Your goal: Each entry must appear in the answer exactly as given.

Component data from apps and pages
+===+
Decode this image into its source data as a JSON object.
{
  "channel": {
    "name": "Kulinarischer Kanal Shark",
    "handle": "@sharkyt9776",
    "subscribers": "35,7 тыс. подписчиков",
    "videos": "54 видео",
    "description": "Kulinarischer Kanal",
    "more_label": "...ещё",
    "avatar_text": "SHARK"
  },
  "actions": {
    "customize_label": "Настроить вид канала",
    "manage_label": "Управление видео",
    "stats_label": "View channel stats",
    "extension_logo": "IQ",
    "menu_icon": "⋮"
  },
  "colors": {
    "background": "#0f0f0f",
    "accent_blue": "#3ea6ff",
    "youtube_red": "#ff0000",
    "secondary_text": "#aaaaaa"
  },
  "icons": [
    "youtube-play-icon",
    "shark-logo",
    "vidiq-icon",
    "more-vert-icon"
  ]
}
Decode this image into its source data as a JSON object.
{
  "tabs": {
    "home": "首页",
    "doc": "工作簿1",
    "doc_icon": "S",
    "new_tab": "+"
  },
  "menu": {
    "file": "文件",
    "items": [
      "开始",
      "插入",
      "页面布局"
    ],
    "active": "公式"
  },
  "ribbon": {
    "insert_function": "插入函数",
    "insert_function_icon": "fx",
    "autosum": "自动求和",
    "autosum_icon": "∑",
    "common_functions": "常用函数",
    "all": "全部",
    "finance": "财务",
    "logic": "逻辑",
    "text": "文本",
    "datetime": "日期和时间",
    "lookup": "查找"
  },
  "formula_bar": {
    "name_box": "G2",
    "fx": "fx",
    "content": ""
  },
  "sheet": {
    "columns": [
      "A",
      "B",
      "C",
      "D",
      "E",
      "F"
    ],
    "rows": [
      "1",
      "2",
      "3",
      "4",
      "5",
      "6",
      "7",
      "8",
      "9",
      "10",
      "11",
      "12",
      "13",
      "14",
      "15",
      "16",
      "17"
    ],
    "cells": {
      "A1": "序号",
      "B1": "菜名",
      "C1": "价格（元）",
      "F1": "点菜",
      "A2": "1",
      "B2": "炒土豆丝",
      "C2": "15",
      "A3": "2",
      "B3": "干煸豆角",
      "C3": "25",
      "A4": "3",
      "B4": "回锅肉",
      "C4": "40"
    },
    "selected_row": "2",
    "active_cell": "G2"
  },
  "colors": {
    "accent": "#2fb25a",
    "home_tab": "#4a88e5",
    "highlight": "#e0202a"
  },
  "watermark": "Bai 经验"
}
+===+
Solution for this task:
Decode this image into its source data as a JSON object.
{
  "channel": {
    "name": "Kulinarischer Kanal Shark",
    "handle": "@sharkyt9776",
    "subscribers": "35,7 тыс. подписчиков",
    "videos": "54 видео",
    "description": "Kulinarischer Kanal",
    "more_label": "...ещё",
    "avatar_text": "SHARK"
  },
  "actions": {
    "customize_label": "Настроить вид канала",
    "manage_label": "Управление видео",
    "stats_label": "View channel stats",
    "extension_logo": "IQ",
    "menu_icon": "⋮"
  },
  "colors": {
    "background": "#0f0f0f",
    "accent_blue": "#3ea6ff",
    "youtube_red": "#ff0000",
    "secondary_text": "#aaaaaa"
  },
  "icons": [
    "youtube-play-icon",
    "shark-logo",
    "vidiq-icon",
    "more-vert-icon"
  ]
}
Decode this image into its source data as a JSON object.
{
  "tabs": {
    "home": "首页",
    "doc": "工作簿1",
    "doc_icon": "S",
    "new_tab": "+"
  },
  "menu": {
    "file": "文件",
    "items": [
      "开始",
      "插入",
      "页面布局"
    ],
    "active": "公式"
  },
  "ribbon": {
    "insert_function": "插入函数",
    "insert_function_icon": "fx",
    "autosum": "自动求和",
    "autosum_icon": "∑",
    "common_functions": "常用函数",
    "all": "全部",
    "finance": "财务",
    "logic": "逻辑",
    "text": "文本",
    "datetime": "日期和时间",
    "lookup": "查找"
  },
  "formula_bar": {
    "name_box": "G2",
    "fx": "fx",
    "content": ""
  },
  "sheet": {
    "columns": [
      "A",
      "B",
      "C",
      "D",
      "E",
      "F"
    ],
    "rows": [
      "1",
      "2",
      "3",
      "4",
      "5",
      "6",
      "7",
      "8",
      "9",
      "10",
      "11",
      "12",
      "13",
      "14",
      "15",
      "16",
      "17"
    ],
    "cells": {
      "A1": "序号",
      "B1": "菜名",
      "C1": "价格（元）",
      "F1": "点菜",
      "A2": "1",
      "B2": "炒土豆丝",
      "C2": "15",
      "A3": "2",
      "B3": "干煸豆角",
      "C3": "25",
      "A4": "3",
      "B4": "回锅肉",
      "C4": "40"
    },
    "selected_row": "2",
    "active_cell": "G2"
  },
  "colors": {
    "accent": "#2fb25a",
    "home_tab": "#4a88e5",
    "highlight": "#e0202a"
  },
  "watermark": "Bai 经验"
}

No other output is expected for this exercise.